Fleur Webb, designer and owner of womenswear label Fleur B and the Fleur B boutique applies her customer insight to her chic designs and sophisticated boutique.
Fleur B. autumn 16
After working as a buyer for Next and Debenhams, in 2008, Fleur Webb made her first foray into retail when she co-founded the boutique Feather & Stitch in Richmond, south-west London. Since then, she has moved on to launch her own contemporary womenswear label, Fleur B, also opening the Fleur B boutique in London’s Chelsea, which stocks her own brand alongside brands such as See by Chloé and Vanessa Bruno. She designs contemporary collections informed by her former career as a buyer, her shopfloor insights from the Fleur B store and her passion for amateur photography.
How do you describe Fleur B?
Fleur B is a stylish contemporary womenswear label. Primarily, I think of myself as a creative and a designer, but I’m also a businesswoman. I’m pretty much involved in every aspect of the business in the shop, from the window displays to the admin to the social media and the design.
What is your favourite aspect of the business?
It all goes hand in hand. The most fun part is absolutely creating our own brand and doing the design, but I adore working on the shop floor and meeting customers.
Fleur B. Boutique
What made you decide to start your own label?
I started my own line in 2012, as I missed the creative side of product development. I got a lot of feedback from the shopfloor [at Feather & Stitch] and felt there were little bits and pieces missing from the collections we had. We started off simply with printed silks, and since then we have evolved into tailoring, leather and outerwear.
What do you do to get inspiration?
I’m an amateur photographer, so I’m always taking pictures. Anything that interests me or inspires me, I’ll take a photo. I’m always snapping and I always have my camera nearby. I have quite a large collection of imagery to inspire me and pull the collections together.
How did your background as a buyer shape the way you design?
When you have a buying background, everything always comes back to the customer – you have much more of a commercial sense to what you’re creating. I would describe the collection as trend influenced, not trend led. I’m always thinking about whether something is wearable for the customer.
How would you describe the aesthetic of the Fleur B shop?
Very contemporary. It’s a stylish simple aesthetic, but very girly and a little bit playful.
Fleur B. autumn 16
How would you describe your personal style?
It’s very similar to my customer really: influenced, not led, by trends. I will only wear what suits me, but I do always want to have a little of the look of the season.

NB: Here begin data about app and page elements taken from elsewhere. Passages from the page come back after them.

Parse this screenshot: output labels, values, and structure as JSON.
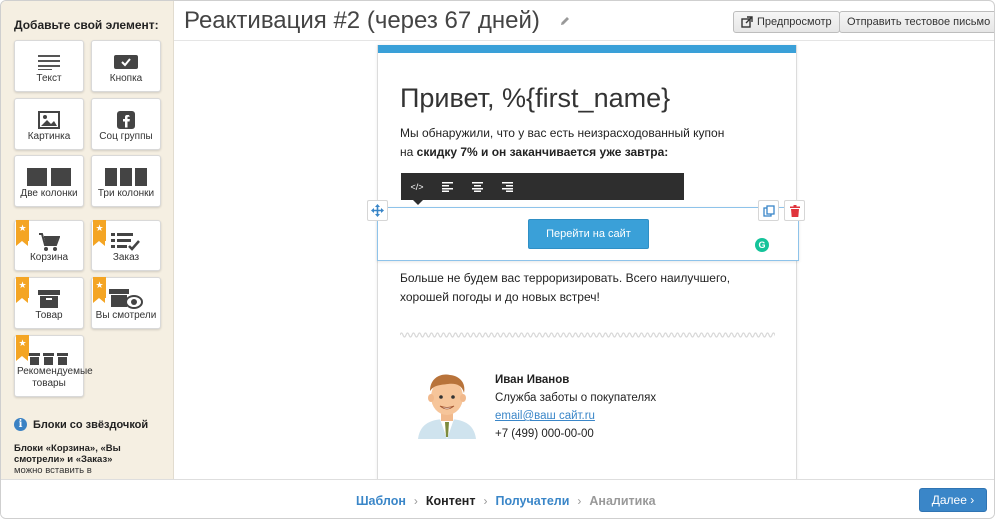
{
  "page_title": "Реактивация #2 (через 67 дней)",
  "header": {
    "preview_label": "Предпросмотр",
    "send_test_label": "Отправить тестовое письмо"
  },
  "sidebar": {
    "title": "Добавьте свой элемент:",
    "tiles": {
      "text": "Текст",
      "button": "Кнопка",
      "image": "Картинка",
      "social": "Соц группы",
      "two_cols": "Две колонки",
      "three_cols": "Три колонки",
      "cart": "Корзина",
      "order": "Заказ",
      "product": "Товар",
      "viewed": "Вы смотрели",
      "recommended": "Рекомендуемые товары"
    },
    "star_glyph": "★",
    "info_title": "Блоки со звёздочкой",
    "info_bold": "Блоки «Корзина», «Вы смотрели» и «Заказ»",
    "info_text": "можно вставить в автоматические рассылки по соответствующим"
  },
  "email": {
    "greeting": "Привет, %{first_name}",
    "para1_line1": "Мы обнаружили, что у вас есть неизрасходованный купон",
    "para1_prefix": "на ",
    "para1_bold": "скидку 7% и он заканчивается уже завтра:",
    "cta_label": "Перейти на сайт",
    "para2": "Больше не будем вас терроризировать. Всего наилучшего, хорошей погоды и до новых встреч!",
    "signature": {
      "name": "Иван Иванов",
      "role": "Служба заботы о покупателях",
      "email": "email@ваш сайт.ru",
      "phone": "+7 (499) 000-00-00"
    }
  },
  "footer": {
    "steps": [
      {
        "label": "Шаблон",
        "state": "done"
      },
      {
        "label": "Контент",
        "state": "current"
      },
      {
        "label": "Получатели",
        "state": "done"
      },
      {
        "label": "Аналитика",
        "state": "todo"
      }
    ],
    "next_label": "Далее"
  },
  "colors": {
    "accent": "#3aa0d8",
    "link": "#3a86c8",
    "ribbon": "#f4a524",
    "delete": "#e0343c",
    "sidebar_bg": "#f5efe2"
  }
}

What’s the best business advice you’ve ever received?
Stay focused and keep it simple.
Can you tell us a bit more about your initiative to support new designers: Fashion Springboard?
It’s hard to bridge the gap between being an incredibly talented designer and placing yourself in front of the customer. We wanted to pioneer the project in order to give new designers the opportunity to do that. I want to give retail space to new designers so they can get the kind of customer feedback they might otherwise not have.

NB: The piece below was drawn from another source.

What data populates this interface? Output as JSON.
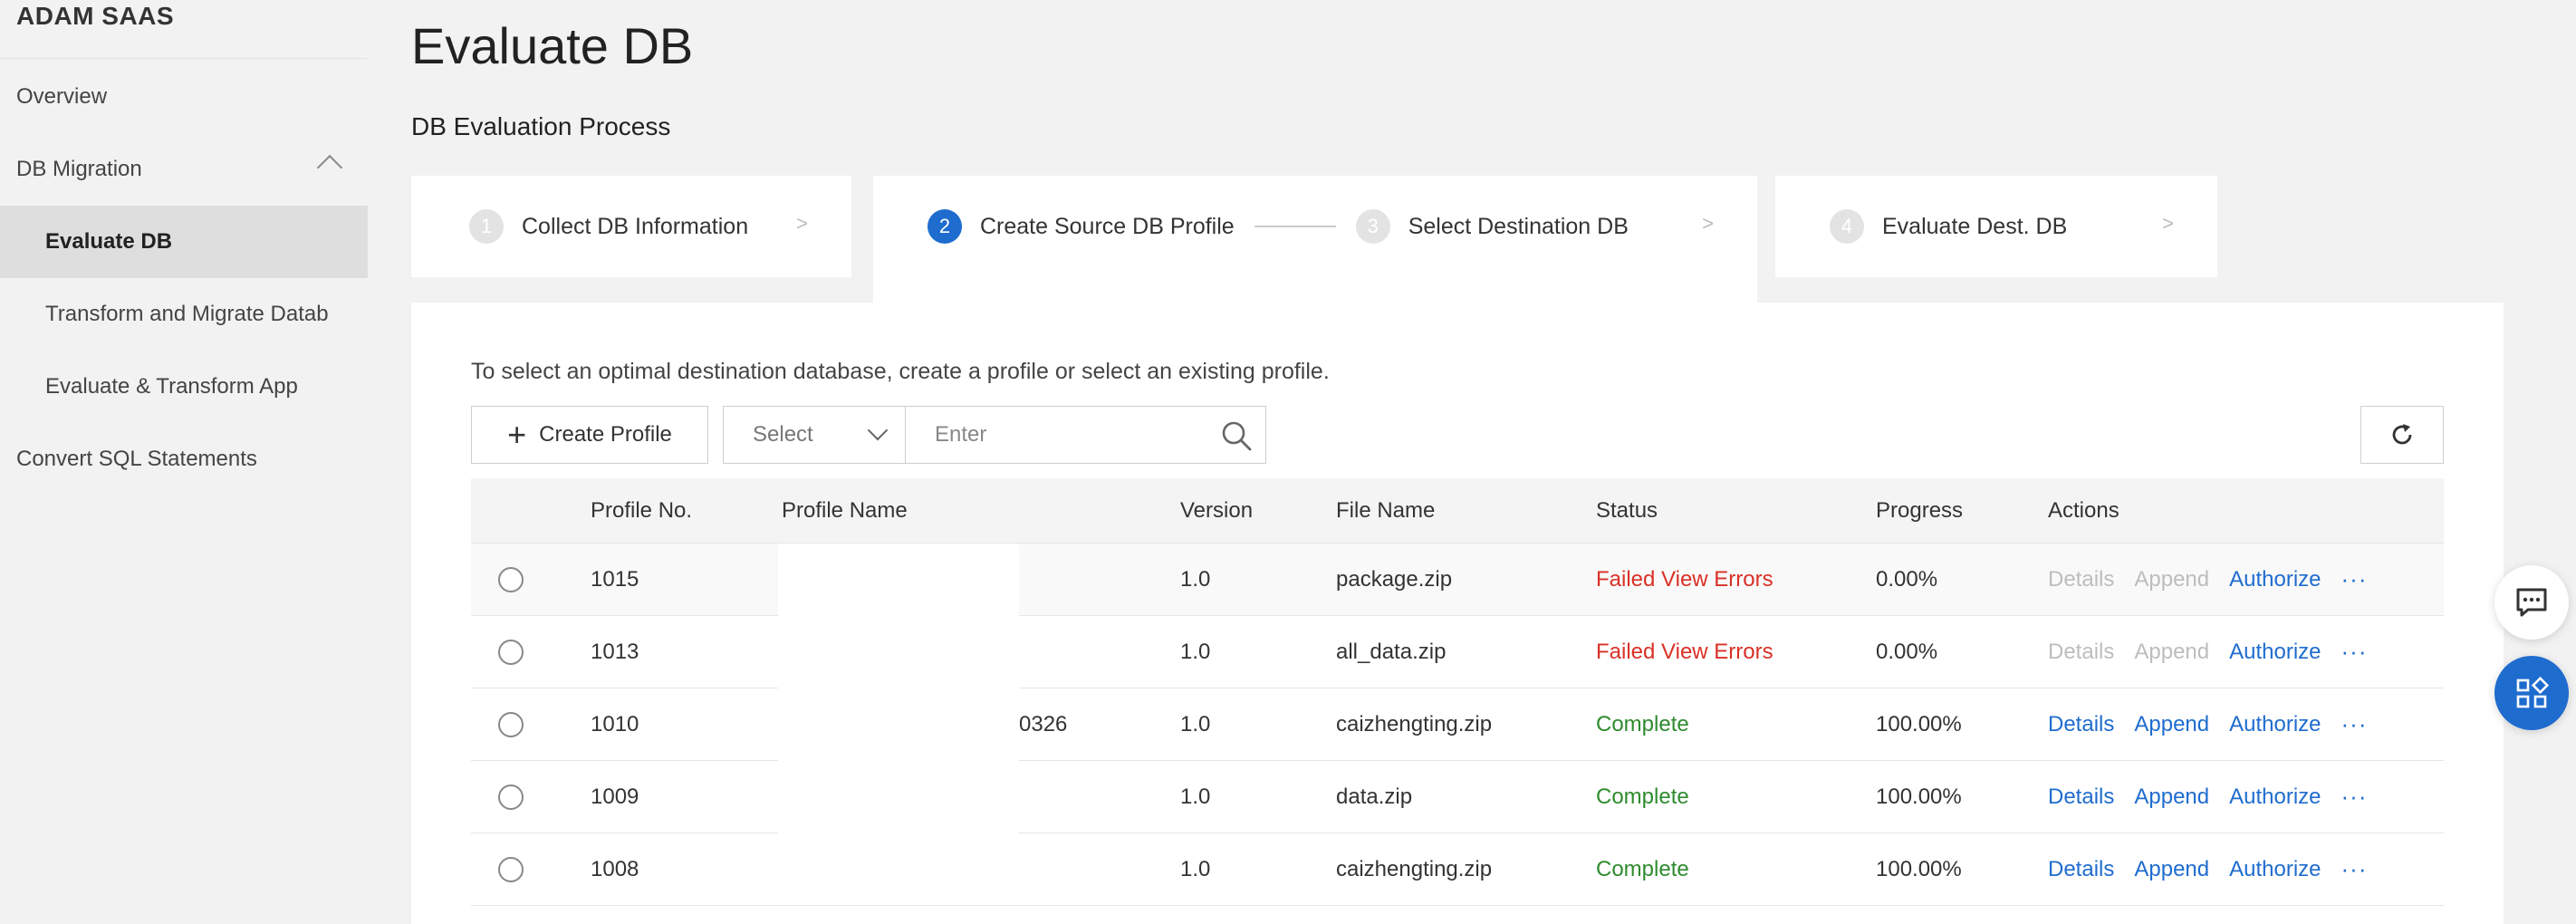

Who do you admire most in the fashion industry?
Yasmin Sewell [fashion director of Condé Nast’s upcoming style.com] – she has such an instinctive eye for fashion. She always looks fresh and directional, but everything is very wearable.
What’s your career highlight to date?
Probably the Fleur B line’s first wholesale order. It was a collaboration with Anthropologie. That was the first time I saw Fleur B outside my own shop and in another store.
Favourite clothing brand?
See by Chloé
Favourite places to shop?
I always make time to shop when I’m travelling – I absolutely adore Merci in Paris
Last fashion purchase?
In the US, I bought a pair of plaid cropped flares
Cyprus. I have children, so holiday time tends to revolve around them.
Last book you read?
French Women Don’t Get Fat by Mireille Guiliano – it’s all about being a total foodie but having to have some moderation.
Sales assistant at Karen Millen – back in the early days when she only had two shops.
What would you do if you didn’t work in fashion?
I’d be a therapist. I find people’s behaviour and motivations absolutely fascinating.